The fog this morning in this little Ohio town in the northwest corner of the state was thick enough to delay school for a couple of hours.
In this part of the Midwest the land is so flat that there is a straight horizontal line where land meets sky miles away. It’s rich farmland, and you can still see farmers working their fields on ancient tractors and herding their Jersey cows into sagging barns. The family farm still exists here, but barely.
Mendon Union High School, with graduating classes of about 20 has been torn down, so local children ride buses to Van Wert schools across the flat roads laid out in rectangles bordering the fields. Van Wert has the highest unemployment rate in the state. Still, local residents support their schools. They expect their kids to attend every day and to graduate, maybe even go on to enroll at The Ohio State University, the giant land grant college in Columbus, or one of its satellite campuses like the one in Lima. This is Buckeye country, and half the patrons at the Pizza Hut buffet last night were wearing t-shirts or jackets with the scarlet and grey block “O.”
The people are unfailingly polite and friendly. Their speech has a distinct twang, noticeable especially when they talk about the upcoming football game with “Meeshigan.”
Van Wert public schools spend $4,777 per student, about 22% less than the national average of $6,058 according to Sperling’s Best Places to Live.

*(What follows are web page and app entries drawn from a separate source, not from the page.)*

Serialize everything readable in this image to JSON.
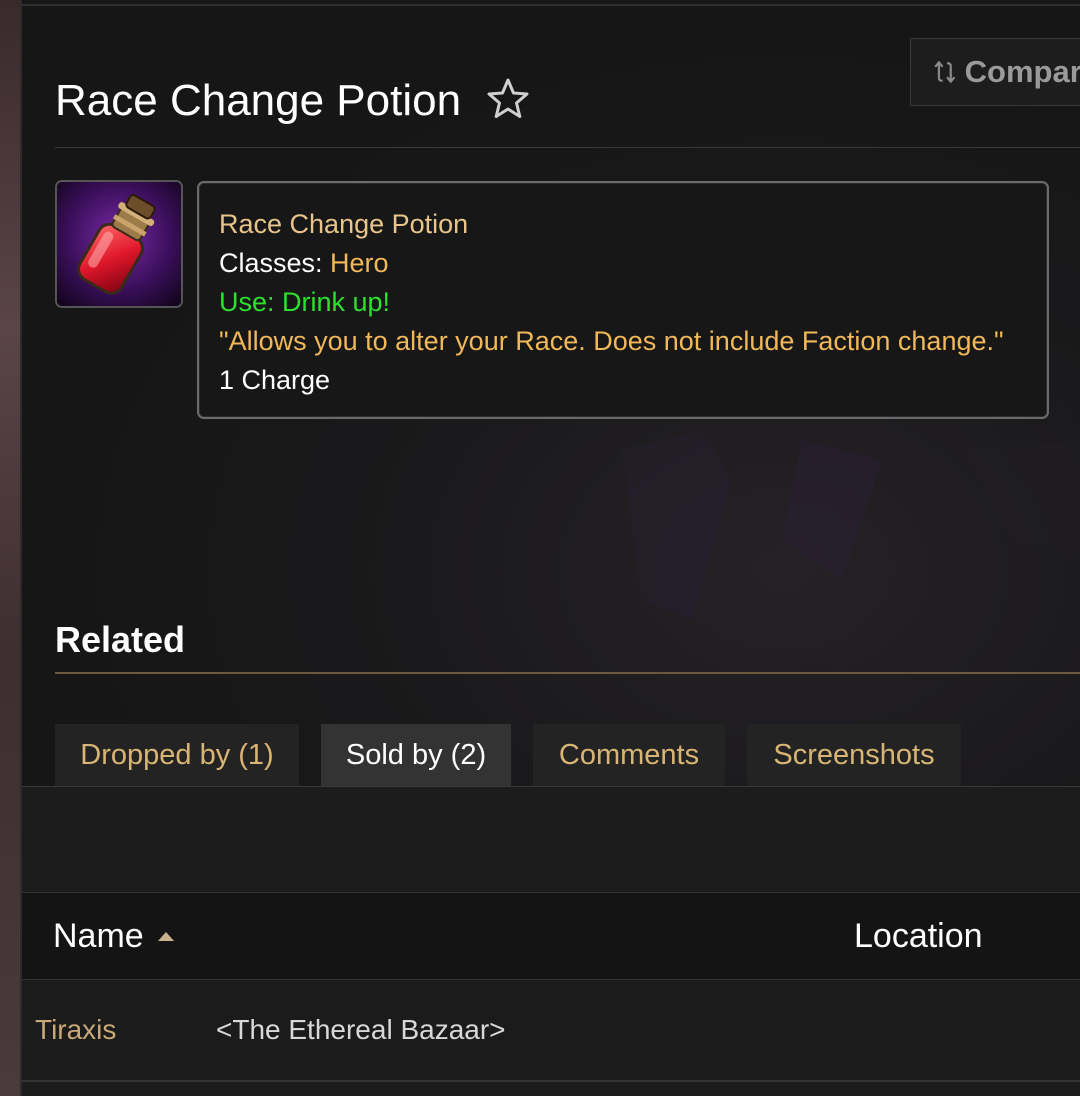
{
  "compare_button": {
    "label": "Compare",
    "icon": "compare-arrows-icon"
  },
  "item": {
    "title": "Race Change Potion",
    "favorite_icon": "star-outline-icon",
    "icon": "red-potion-icon",
    "tooltip": {
      "name": "Race Change Potion",
      "classes_label": "Classes:",
      "classes_value": "Hero",
      "use": "Use: Drink up!",
      "flavor": "\"Allows you to alter your Race. Does not include Faction change.\"",
      "charges": "1 Charge"
    }
  },
  "related": {
    "heading": "Related",
    "tabs": [
      {
        "label": "Dropped by (1)",
        "active": false
      },
      {
        "label": "Sold by (2)",
        "active": true
      },
      {
        "label": "Comments",
        "active": false
      },
      {
        "label": "Screenshots",
        "active": false
      }
    ]
  },
  "table": {
    "columns": {
      "name": "Name",
      "location": "Location"
    },
    "sort_icon": "sort-ascending-icon",
    "rows": [
      {
        "name": "Tiraxis",
        "subtitle": "<The Ethereal Bazaar>"
      }
    ]
  },
  "colors": {
    "quality_name": "#e8c48a",
    "class_gold": "#f0b858",
    "use_green": "#2ee02e",
    "link_tan": "#c9a877",
    "tab_text": "#d9b574"
  }
}
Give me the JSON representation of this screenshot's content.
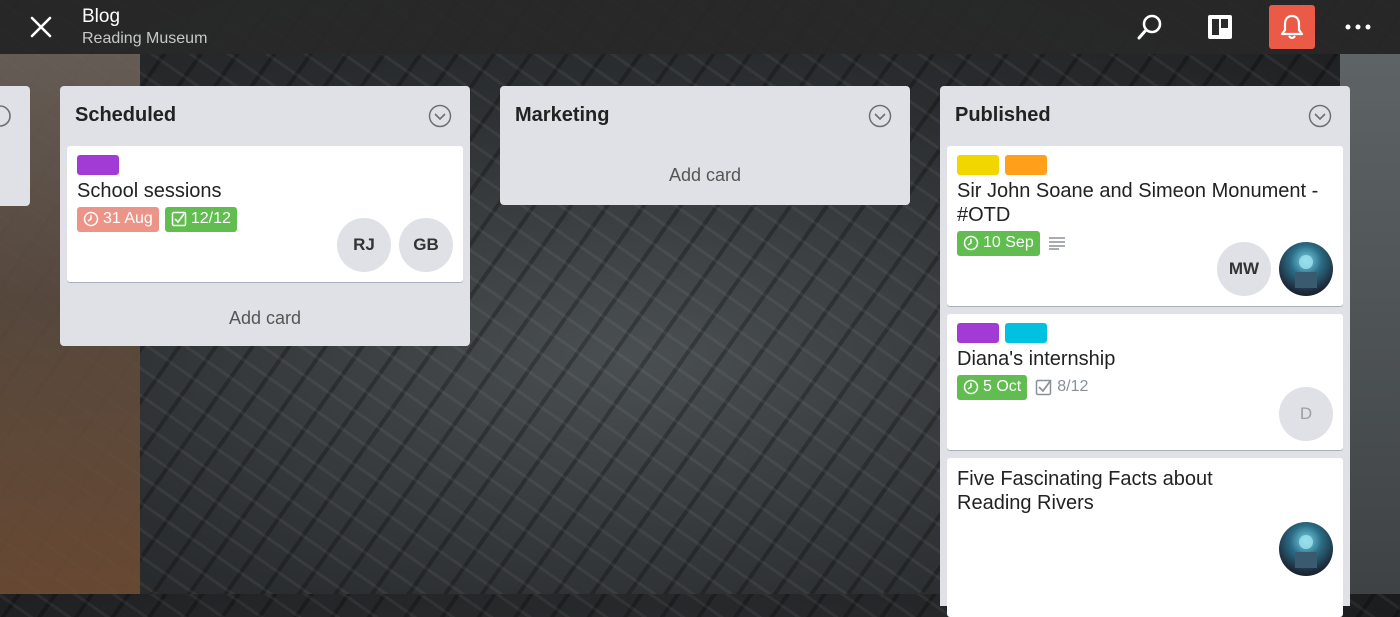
{
  "header": {
    "title": "Blog",
    "subtitle": "Reading Museum",
    "icons": {
      "close": "close-icon",
      "search": "search-icon",
      "board": "board-icon",
      "notifications": "bell-icon",
      "more": "more-icon"
    },
    "notification_color": "#eb5a46"
  },
  "lists": {
    "scheduled": {
      "title": "Scheduled",
      "add_card": "Add card",
      "cards": [
        {
          "title": "School sessions",
          "labels": [
            "#a23bd6"
          ],
          "due": "31 Aug",
          "checklist": "12/12",
          "members": [
            "RJ",
            "GB"
          ]
        }
      ]
    },
    "marketing": {
      "title": "Marketing",
      "add_card": "Add card"
    },
    "published": {
      "title": "Published",
      "cards": [
        {
          "title": "Sir John Soane and Simeon Monument - #OTD",
          "labels": [
            "#f2d600",
            "#ff9f1a"
          ],
          "due": "10 Sep",
          "has_description": true,
          "members": [
            "MW"
          ]
        },
        {
          "title": "Diana's internship",
          "labels": [
            "#a23bd6",
            "#00c2e0"
          ],
          "due": "5 Oct",
          "checklist": "8/12",
          "members": [
            "D"
          ]
        },
        {
          "title": "Five Fascinating Facts about Reading Rivers",
          "labels": [],
          "members": []
        }
      ]
    }
  },
  "colors": {
    "label_purple": "#a23bd6",
    "label_yellow": "#f2d600",
    "label_orange": "#ff9f1a",
    "label_blue": "#00c2e0",
    "due_overdue": "#ec9488",
    "due_complete": "#61bd4f"
  }
}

Van Wert’s cost of living is also about 22% less than the national average.
Meanwhile, in Scarsdale, New York, per pupil expenditures according to the New York State Report Card, is $14, 823, about three times what Van Wert spends. The average for all New York public schools is $9,485, more than twice the Van Wert number. Even adjusting for cost of living, the disparity is enormous.
When the fog lifts, I think about how school officials in New York State are howling because the Governor has recommended cutting state aid to schools mid-year to address the state deficit. Maybe he should charter a bus and send some of those officials to Van Wert or the thousands of small towns like it throughout the country. Because it’s not always about more money. Sometimes it’s about making it work with what you’ve got.